▸ **Exercise material**:
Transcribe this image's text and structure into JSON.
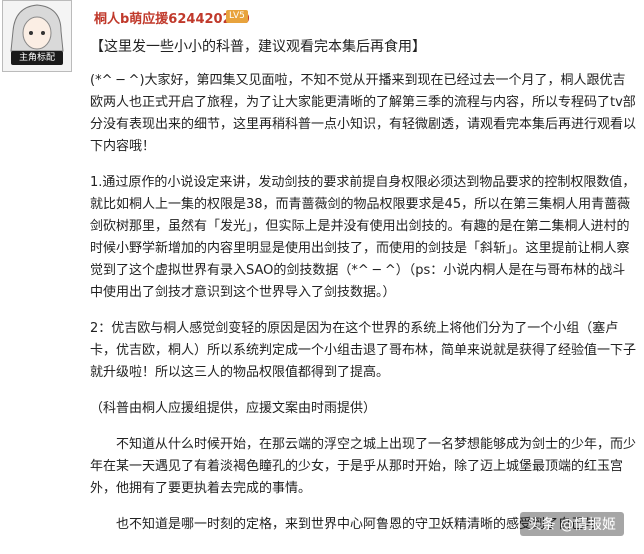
{
  "post": {
    "username": "桐人b萌应援624420200",
    "level": "LV5",
    "avatar_tag": "主角标配",
    "notice": "【这里发一些小小的科普，建议观看完本集后再食用】",
    "paragraphs": [
      "(*^ ─ ^)大家好，第四集又见面啦，不知不觉从开播来到现在已经过去一个月了，桐人跟优吉欧两人也正式开启了旅程，为了让大家能更清晰的了解第三季的流程与内容，所以专程码了tv部分没有表现出来的细节，这里再稍科普一点小知识，有轻微剧透，请观看完本集后再进行观看以下内容哦！",
      "1.通过原作的小说设定来讲，发动剑技的要求前提自身权限必须达到物品要求的控制权限数值，就比如桐人上一集的权限是38，而青蔷薇剑的物品权限要求是45，所以在第三集桐人用青蔷薇剑砍树那里，虽然有「发光」，但实际上是并没有使用出剑技的。有趣的是在第二集桐人进村的时候小野学新增加的内容里明显是使用出剑技了，而使用的剑技是「斜斩」。这里提前让桐人察觉到了这个虚拟世界有录入SAO的剑技数据（*^ ─ ^）（ps：小说内桐人是在与哥布林的战斗中使用出了剑技才意识到这个世界导入了剑技数据。）",
      "2：优吉欧与桐人感觉剑变轻的原因是因为在这个世界的系统上将他们分为了一个小组（塞卢卡，优吉欧，桐人）所以系统判定成一个小组击退了哥布林，简单来说就是获得了经验值一下子就升级啦！所以这三人的物品权限值都得到了提高。",
      "（科普由桐人应援组提供，应援文案由时雨提供）",
      "不知道从什么时候开始，在那云端的浮空之城上出现了一名梦想能够成为剑士的少年，而少年在某一天遇见了有着淡褐色瞳孔的少女，于是乎从那时开始，除了迈上城堡最顶端的红玉宫外，他拥有了要更执着去完成的事情。",
      "也不知道是哪一时刻的定格，来到世界中心阿鲁恩的守卫妖精清晰的感受到了自己与"
    ]
  },
  "watermark": "头条 @情报姬"
}
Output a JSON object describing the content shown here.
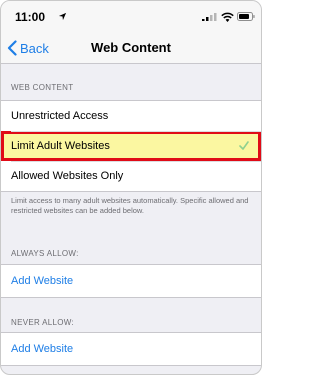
{
  "status_bar": {
    "time": "11:00"
  },
  "nav": {
    "back_label": "Back",
    "title": "Web Content"
  },
  "web_content": {
    "header": "WEB CONTENT",
    "options": [
      {
        "label": "Unrestricted Access",
        "selected": false
      },
      {
        "label": "Limit Adult Websites",
        "selected": true
      },
      {
        "label": "Allowed Websites Only",
        "selected": false
      }
    ],
    "footer": "Limit access to many adult websites automatically. Specific allowed and restricted websites can be added below."
  },
  "always_allow": {
    "header": "ALWAYS ALLOW:",
    "add_label": "Add Website"
  },
  "never_allow": {
    "header": "NEVER ALLOW:",
    "add_label": "Add Website"
  },
  "colors": {
    "accent": "#1e7ee6",
    "highlight_fill": "#fbf7a1",
    "highlight_border": "#e00b17",
    "checkmark": "#8fd18f"
  },
  "icons": [
    "location-arrow-icon",
    "signal-icon",
    "wifi-icon",
    "battery-icon",
    "back-chevron-icon",
    "checkmark-icon"
  ]
}
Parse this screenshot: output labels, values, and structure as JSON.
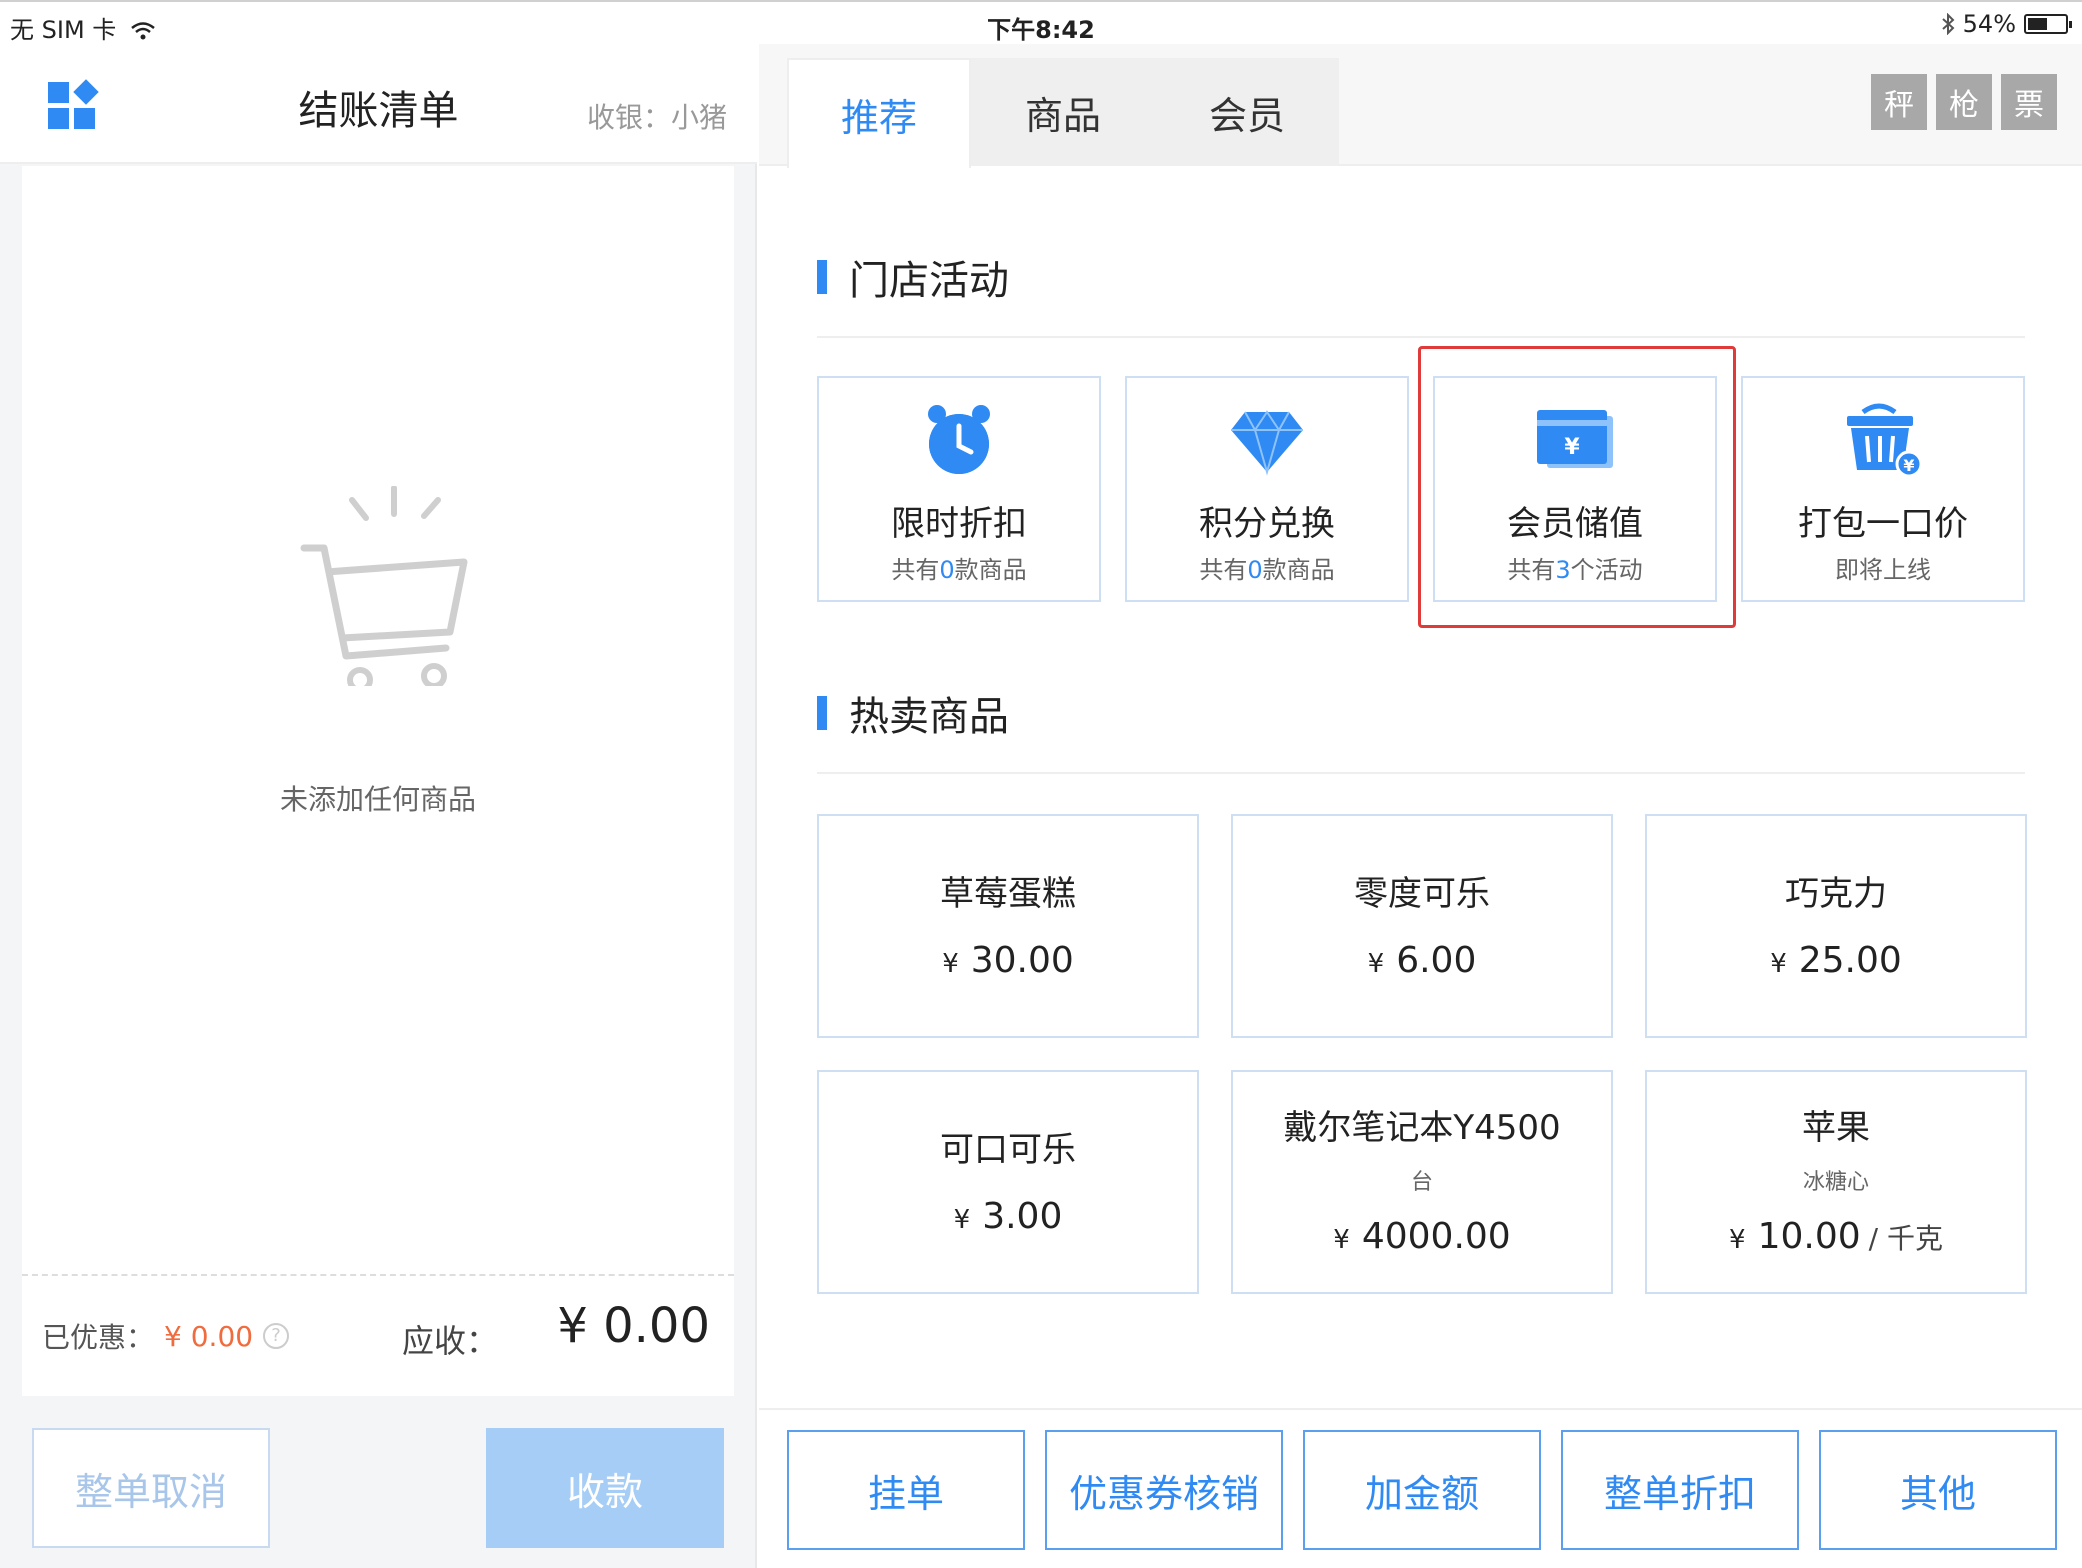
{
  "status_bar": {
    "carrier": "无 SIM 卡",
    "time": "下午8:42",
    "battery": "54%",
    "battery_level": 0.54
  },
  "left_panel": {
    "title": "结账清单",
    "cashier": "收银：小猪",
    "empty_text": "未添加任何商品",
    "discount_label": "已优惠：",
    "discount_value": "¥ 0.00",
    "due_label": "应收：",
    "due_value": "¥ 0.00",
    "cancel_button": "整单取消",
    "pay_button": "收款"
  },
  "tabs": [
    {
      "label": "推荐",
      "active": true
    },
    {
      "label": "商品",
      "active": false
    },
    {
      "label": "会员",
      "active": false
    }
  ],
  "tools": [
    "秤",
    "枪",
    "票"
  ],
  "activities_section": {
    "title": "门店活动",
    "items": [
      {
        "icon": "alarm-clock-icon",
        "name": "限时折扣",
        "sub_prefix": "共有",
        "sub_num": "0",
        "sub_suffix": "款商品"
      },
      {
        "icon": "diamond-icon",
        "name": "积分兑换",
        "sub_prefix": "共有",
        "sub_num": "0",
        "sub_suffix": "款商品"
      },
      {
        "icon": "wallet-card-icon",
        "name": "会员储值",
        "sub_prefix": "共有",
        "sub_num": "3",
        "sub_suffix": "个活动"
      },
      {
        "icon": "basket-icon",
        "name": "打包一口价",
        "sub_prefix": "即将上线",
        "sub_num": "",
        "sub_suffix": ""
      }
    ]
  },
  "hot_section": {
    "title": "热卖商品",
    "items": [
      {
        "name": "草莓蛋糕",
        "unit": "",
        "price": "30.00",
        "per": ""
      },
      {
        "name": "零度可乐",
        "unit": "",
        "price": "6.00",
        "per": ""
      },
      {
        "name": "巧克力",
        "unit": "",
        "price": "25.00",
        "per": ""
      },
      {
        "name": "可口可乐",
        "unit": "",
        "price": "3.00",
        "per": ""
      },
      {
        "name": "戴尔笔记本Y4500",
        "unit": "台",
        "price": "4000.00",
        "per": ""
      },
      {
        "name": "苹果",
        "unit": "冰糖心",
        "price": "10.00",
        "per": "/ 千克"
      }
    ],
    "currency": "¥"
  },
  "bottom_actions": [
    "挂单",
    "优惠券核销",
    "加金额",
    "整单折扣",
    "其他"
  ],
  "colors": {
    "accent": "#2f8af3",
    "discount": "#f06b3d",
    "highlight": "#e03b3b"
  }
}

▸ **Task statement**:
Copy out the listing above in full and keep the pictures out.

▸ **Output**:
Transcribe this image's text and structure into JSON.
{
  "post": {
    "username": "桐人b萌应援624420200",
    "level": "LV5",
    "avatar_tag": "主角标配",
    "notice": "【这里发一些小小的科普，建议观看完本集后再食用】",
    "paragraphs": [
      "(*^ ─ ^)大家好，第四集又见面啦，不知不觉从开播来到现在已经过去一个月了，桐人跟优吉欧两人也正式开启了旅程，为了让大家能更清晰的了解第三季的流程与内容，所以专程码了tv部分没有表现出来的细节，这里再稍科普一点小知识，有轻微剧透，请观看完本集后再进行观看以下内容哦！",
      "1.通过原作的小说设定来讲，发动剑技的要求前提自身权限必须达到物品要求的控制权限数值，就比如桐人上一集的权限是38，而青蔷薇剑的物品权限要求是45，所以在第三集桐人用青蔷薇剑砍树那里，虽然有「发光」，但实际上是并没有使用出剑技的。有趣的是在第二集桐人进村的时候小野学新增加的内容里明显是使用出剑技了，而使用的剑技是「斜斩」。这里提前让桐人察觉到了这个虚拟世界有录入SAO的剑技数据（*^ ─ ^）（ps：小说内桐人是在与哥布林的战斗中使用出了剑技才意识到这个世界导入了剑技数据。）",
      "2：优吉欧与桐人感觉剑变轻的原因是因为在这个世界的系统上将他们分为了一个小组（塞卢卡，优吉欧，桐人）所以系统判定成一个小组击退了哥布林，简单来说就是获得了经验值一下子就升级啦！所以这三人的物品权限值都得到了提高。",
      "（科普由桐人应援组提供，应援文案由时雨提供）",
      "不知道从什么时候开始，在那云端的浮空之城上出现了一名梦想能够成为剑士的少年，而少年在某一天遇见了有着淡褐色瞳孔的少女，于是乎从那时开始，除了迈上城堡最顶端的红玉宫外，他拥有了要更执着去完成的事情。",
      "也不知道是哪一时刻的定格，来到世界中心阿鲁恩的守卫妖精清晰的感受到了自己与"
    ]
  },
  "watermark": "头条 @情报姬"
}
Output a JSON object describing the content shown here.
{
  "status_bar": {
    "time": "11:00"
  },
  "nav": {
    "back_label": "Back",
    "title": "Web Content"
  },
  "web_content": {
    "header": "WEB CONTENT",
    "options": [
      {
        "label": "Unrestricted Access",
        "selected": false
      },
      {
        "label": "Limit Adult Websites",
        "selected": true
      },
      {
        "label": "Allowed Websites Only",
        "selected": false
      }
    ],
    "footer": "Limit access to many adult websites automatically. Specific allowed and restricted websites can be added below."
  },
  "always_allow": {
    "header": "ALWAYS ALLOW:",
    "add_label": "Add Website"
  },
  "never_allow": {
    "header": "NEVER ALLOW:",
    "add_label": "Add Website"
  },
  "colors": {
    "accent": "#1e7ee6",
    "highlight_fill": "#fbf7a1",
    "highlight_border": "#e00b17",
    "checkmark": "#8fd18f"
  },
  "icons": [
    "location-arrow-icon",
    "signal-icon",
    "wifi-icon",
    "battery-icon",
    "back-chevron-icon",
    "checkmark-icon"
  ]
}
Parse this screenshot: output labels, values, and structure as JSON.
{
  "status_bar": {
    "carrier": "无 SIM 卡",
    "time": "下午8:42",
    "battery": "54%",
    "battery_level": 0.54
  },
  "left_panel": {
    "title": "结账清单",
    "cashier": "收银：小猪",
    "empty_text": "未添加任何商品",
    "discount_label": "已优惠：",
    "discount_value": "¥ 0.00",
    "due_label": "应收：",
    "due_value": "¥ 0.00",
    "cancel_button": "整单取消",
    "pay_button": "收款"
  },
  "tabs": [
    {
      "label": "推荐",
      "active": true
    },
    {
      "label": "商品",
      "active": false
    },
    {
      "label": "会员",
      "active": false
    }
  ],
  "tools": [
    "秤",
    "枪",
    "票"
  ],
  "activities_section": {
    "title": "门店活动",
    "items": [
      {
        "icon": "alarm-clock-icon",
        "name": "限时折扣",
        "sub_prefix": "共有",
        "sub_num": "0",
        "sub_suffix": "款商品"
      },
      {
        "icon": "diamond-icon",
        "name": "积分兑换",
        "sub_prefix": "共有",
        "sub_num": "0",
        "sub_suffix": "款商品"
      },
      {
        "icon": "wallet-card-icon",
        "name": "会员储值",
        "sub_prefix": "共有",
        "sub_num": "3",
        "sub_suffix": "个活动"
      },
      {
        "icon": "basket-icon",
        "name": "打包一口价",
        "sub_prefix": "即将上线",
        "sub_num": "",
        "sub_suffix": ""
      }
    ]
  },
  "hot_section": {
    "title": "热卖商品",
    "items": [
      {
        "name": "草莓蛋糕",
        "unit": "",
        "price": "30.00",
        "per": ""
      },
      {
        "name": "零度可乐",
        "unit": "",
        "price": "6.00",
        "per": ""
      },
      {
        "name": "巧克力",
        "unit": "",
        "price": "25.00",
        "per": ""
      },
      {
        "name": "可口可乐",
        "unit": "",
        "price": "3.00",
        "per": ""
      },
      {
        "name": "戴尔笔记本Y4500",
        "unit": "台",
        "price": "4000.00",
        "per": ""
      },
      {
        "name": "苹果",
        "unit": "冰糖心",
        "price": "10.00",
        "per": "/ 千克"
      }
    ],
    "currency": "¥"
  },
  "bottom_actions": [
    "挂单",
    "优惠券核销",
    "加金额",
    "整单折扣",
    "其他"
  ],
  "colors": {
    "accent": "#2f8af3",
    "discount": "#f06b3d",
    "highlight": "#e03b3b"
  }
}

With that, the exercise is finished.